"We did the weather recon prior to the test to make sure that the atomic particles didn't attack any livable spaces," he added. He remembers seeing the big plume going up into the air.

"It's quite interesting to see the results of a bomb test," Sirinsky said.

No regrets: Life after the military

Sirinsky would've made a career of the military but, in early 1947, he met Esther while on leave for his best friend's wedding. The two danced — he doesn't remember to which song — and he told her: "I'm gonna marry you."

Three months later, he did.

"I got out and lived a good life outside the Navy," he said. Asked how he felt about war, Sirinsky said: "I don't feel good about people getting killed — if we didn't have wars, what a great world we'd have."

For local stories that matter, subscribe today.

Sirinsky went back to school and graduated with a degree in engineering. He then went into the private sector, where he first took a broadcasting job in his native Philadelphia. Later, he became a service engineer, then a sales manager for the electronics company Ampex, which was based in California. Japanese companies were entering the market but, Sirinsky said, "the only thing we were at war with was keeping them from getting our business."

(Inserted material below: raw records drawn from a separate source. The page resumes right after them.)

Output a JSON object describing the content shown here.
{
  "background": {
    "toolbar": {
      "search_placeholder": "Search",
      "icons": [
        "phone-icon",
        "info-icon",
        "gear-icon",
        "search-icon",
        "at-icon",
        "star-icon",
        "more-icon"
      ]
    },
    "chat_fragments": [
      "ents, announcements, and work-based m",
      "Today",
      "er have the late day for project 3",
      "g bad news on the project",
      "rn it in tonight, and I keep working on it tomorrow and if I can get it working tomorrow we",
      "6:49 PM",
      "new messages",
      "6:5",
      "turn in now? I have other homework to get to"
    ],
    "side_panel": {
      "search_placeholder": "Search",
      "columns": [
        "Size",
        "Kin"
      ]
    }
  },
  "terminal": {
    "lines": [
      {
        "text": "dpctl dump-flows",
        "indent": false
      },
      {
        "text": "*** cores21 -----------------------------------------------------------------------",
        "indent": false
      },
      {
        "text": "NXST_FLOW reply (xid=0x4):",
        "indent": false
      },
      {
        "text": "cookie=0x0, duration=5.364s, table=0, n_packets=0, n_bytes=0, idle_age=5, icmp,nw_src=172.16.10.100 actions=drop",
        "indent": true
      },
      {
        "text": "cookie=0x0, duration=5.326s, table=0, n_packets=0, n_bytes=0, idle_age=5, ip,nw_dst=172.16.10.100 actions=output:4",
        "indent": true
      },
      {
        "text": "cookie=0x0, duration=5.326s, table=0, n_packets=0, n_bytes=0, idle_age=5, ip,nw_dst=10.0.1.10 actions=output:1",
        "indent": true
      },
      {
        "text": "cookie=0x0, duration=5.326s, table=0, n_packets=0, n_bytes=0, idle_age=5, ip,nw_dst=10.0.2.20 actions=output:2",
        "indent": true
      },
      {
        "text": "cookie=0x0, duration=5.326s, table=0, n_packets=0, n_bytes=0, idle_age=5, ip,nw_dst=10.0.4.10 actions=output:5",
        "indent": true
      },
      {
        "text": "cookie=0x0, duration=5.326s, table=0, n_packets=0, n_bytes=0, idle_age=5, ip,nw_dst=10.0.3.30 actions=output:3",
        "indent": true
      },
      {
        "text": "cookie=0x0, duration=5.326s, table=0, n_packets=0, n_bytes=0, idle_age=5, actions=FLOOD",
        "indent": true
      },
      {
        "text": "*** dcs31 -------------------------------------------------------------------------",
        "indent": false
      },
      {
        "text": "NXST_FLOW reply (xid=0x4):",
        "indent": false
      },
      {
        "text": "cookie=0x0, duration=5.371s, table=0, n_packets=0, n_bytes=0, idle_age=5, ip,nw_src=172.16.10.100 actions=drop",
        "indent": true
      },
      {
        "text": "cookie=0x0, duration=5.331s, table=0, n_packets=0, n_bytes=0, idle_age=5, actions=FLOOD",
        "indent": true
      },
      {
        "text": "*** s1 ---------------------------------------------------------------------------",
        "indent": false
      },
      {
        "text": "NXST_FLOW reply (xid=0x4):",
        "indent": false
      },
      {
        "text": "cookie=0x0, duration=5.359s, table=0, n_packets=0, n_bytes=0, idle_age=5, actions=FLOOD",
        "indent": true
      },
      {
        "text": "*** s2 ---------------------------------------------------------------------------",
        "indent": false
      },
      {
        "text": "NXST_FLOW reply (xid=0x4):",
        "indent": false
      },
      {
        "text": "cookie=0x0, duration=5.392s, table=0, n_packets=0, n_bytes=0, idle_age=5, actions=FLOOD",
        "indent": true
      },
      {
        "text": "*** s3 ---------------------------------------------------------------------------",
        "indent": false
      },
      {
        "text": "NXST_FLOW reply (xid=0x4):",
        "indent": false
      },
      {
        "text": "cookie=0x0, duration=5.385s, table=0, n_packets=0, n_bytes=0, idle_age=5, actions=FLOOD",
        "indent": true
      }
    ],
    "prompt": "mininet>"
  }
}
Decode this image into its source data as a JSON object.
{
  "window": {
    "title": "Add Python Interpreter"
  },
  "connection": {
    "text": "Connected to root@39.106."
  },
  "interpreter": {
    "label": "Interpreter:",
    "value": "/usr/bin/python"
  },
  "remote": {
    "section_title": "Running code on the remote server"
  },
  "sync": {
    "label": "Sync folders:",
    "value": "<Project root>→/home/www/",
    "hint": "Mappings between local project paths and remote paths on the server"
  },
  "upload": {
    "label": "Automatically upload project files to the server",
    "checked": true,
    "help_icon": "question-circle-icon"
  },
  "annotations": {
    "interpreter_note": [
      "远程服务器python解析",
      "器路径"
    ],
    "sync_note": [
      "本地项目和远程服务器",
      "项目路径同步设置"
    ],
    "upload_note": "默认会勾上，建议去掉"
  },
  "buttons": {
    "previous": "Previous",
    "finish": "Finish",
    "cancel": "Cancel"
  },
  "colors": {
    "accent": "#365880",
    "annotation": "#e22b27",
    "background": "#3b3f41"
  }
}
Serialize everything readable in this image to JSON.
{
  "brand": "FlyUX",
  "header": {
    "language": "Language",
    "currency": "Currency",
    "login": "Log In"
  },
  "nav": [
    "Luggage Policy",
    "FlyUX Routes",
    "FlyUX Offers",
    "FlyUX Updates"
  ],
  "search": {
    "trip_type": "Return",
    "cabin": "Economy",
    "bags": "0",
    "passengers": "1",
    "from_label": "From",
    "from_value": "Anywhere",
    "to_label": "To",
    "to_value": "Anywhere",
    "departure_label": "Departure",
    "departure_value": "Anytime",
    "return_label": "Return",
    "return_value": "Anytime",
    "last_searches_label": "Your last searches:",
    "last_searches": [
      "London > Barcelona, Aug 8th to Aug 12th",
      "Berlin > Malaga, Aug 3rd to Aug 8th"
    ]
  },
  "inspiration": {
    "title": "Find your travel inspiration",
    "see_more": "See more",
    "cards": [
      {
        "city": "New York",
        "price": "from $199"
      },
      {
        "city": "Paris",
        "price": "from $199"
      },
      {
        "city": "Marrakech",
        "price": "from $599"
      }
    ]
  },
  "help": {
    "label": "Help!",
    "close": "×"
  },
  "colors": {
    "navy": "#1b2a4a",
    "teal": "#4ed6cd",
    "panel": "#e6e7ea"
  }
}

In the meantime, he said, he lost touch with all of his buddies from the Navy.

Navy veteran Richard Sirinsky, pictured Dec. 2, looks through some old photos of his time in the U.S. Navy inside his Palm Desert home.
Navy veteran Richard Sirinsky, pictured Dec. 2, looks through some old photos of his time in the U.S. Navy inside his Palm Desert home.

They'd made plans to go to Hollywood together to meet a "big shot" relative of one of the guys, but it never happened.

"Most of the people I dealt with are either dispersed or dead," Sirinsky said. "In the Navy, you get transferred and you lose touch with people."

Nearly 220,000 World War II veterans are estimated to still be living, according to data from the U.S. Department of Veterans Affairs. there are an additional 20,000 veterans still living who also served during the Korean and Vietnam wars.

The man considered to be the oldest survivor of the attack on Pearl Harbor, another veteran, died earlier this year at 103. The last known Pearl Harbor survivor living in the Coachella Valley died in 2020.

Navy veteran Richard Sirinsky, pictured Dec. 2, talks about serving his country while sitting in his Palm Desert home.
Navy veteran Richard Sirinsky, pictured Dec. 2, talks about serving his country while sitting in his Palm Desert home.

Sirinsky and his wife, residents of Segovia in Palm Desert, have been married for 74 years. They have two children, four grandchildren and three great-grandchildren.

"I'm very happy with my life all the way through," he said. "I've never regretted what I had to do."

Are you a veteran?: Veterans Services available in Riverside County and in Coachella Valley

More: WWII nurse Doris Howard, 101, returns to Palm Springs, where her career began 78 years ago

Maria Sestito covers issues of aging in the Coachella Valley. She is also a Report for America corps member. Follow her on Twitter @RiaSestito, on Instagram @RiaSestito_Reporter or email her at maria.sestito@desertsun.com.

This article originally appeared on Palm Springs Desert Sun: WWII veteran, Palm Desert resident, joined military after learning of Pearl Harbor attack

Our goal is to create a safe and engaging place for users to connect over interests and passions. In order to improve our community experience, we are temporarily suspending article commenting